Work to complete. The lines to return are those below that contain the word "name".

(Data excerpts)

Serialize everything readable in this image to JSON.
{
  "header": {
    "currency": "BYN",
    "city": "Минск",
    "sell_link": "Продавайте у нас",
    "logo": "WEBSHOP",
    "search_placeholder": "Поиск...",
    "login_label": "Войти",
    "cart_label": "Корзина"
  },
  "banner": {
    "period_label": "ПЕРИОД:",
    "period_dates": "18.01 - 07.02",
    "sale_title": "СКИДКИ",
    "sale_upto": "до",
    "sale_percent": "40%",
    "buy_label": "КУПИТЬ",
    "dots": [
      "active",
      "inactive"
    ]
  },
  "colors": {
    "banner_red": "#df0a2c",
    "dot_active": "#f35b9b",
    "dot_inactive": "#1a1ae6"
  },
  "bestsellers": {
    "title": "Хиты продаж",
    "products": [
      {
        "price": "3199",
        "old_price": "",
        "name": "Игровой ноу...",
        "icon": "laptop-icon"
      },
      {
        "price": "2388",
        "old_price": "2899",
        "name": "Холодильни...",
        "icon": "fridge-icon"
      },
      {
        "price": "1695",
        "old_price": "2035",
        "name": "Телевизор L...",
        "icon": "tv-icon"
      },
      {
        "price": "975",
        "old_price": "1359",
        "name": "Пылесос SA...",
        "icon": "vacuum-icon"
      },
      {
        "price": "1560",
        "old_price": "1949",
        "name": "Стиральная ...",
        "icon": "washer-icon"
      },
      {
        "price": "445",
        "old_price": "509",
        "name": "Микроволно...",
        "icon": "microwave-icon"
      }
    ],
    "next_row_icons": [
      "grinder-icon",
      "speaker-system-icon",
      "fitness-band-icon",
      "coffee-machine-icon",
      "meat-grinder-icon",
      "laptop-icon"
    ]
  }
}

Worked solution.
        "name": "Игровой ноу...",
        "name": "Холодильни...",
        "name": "Телевизор L...",
        "name": "Пылесос SA...",
        "name": "Стиральная ...",
        "name": "Микроволно...",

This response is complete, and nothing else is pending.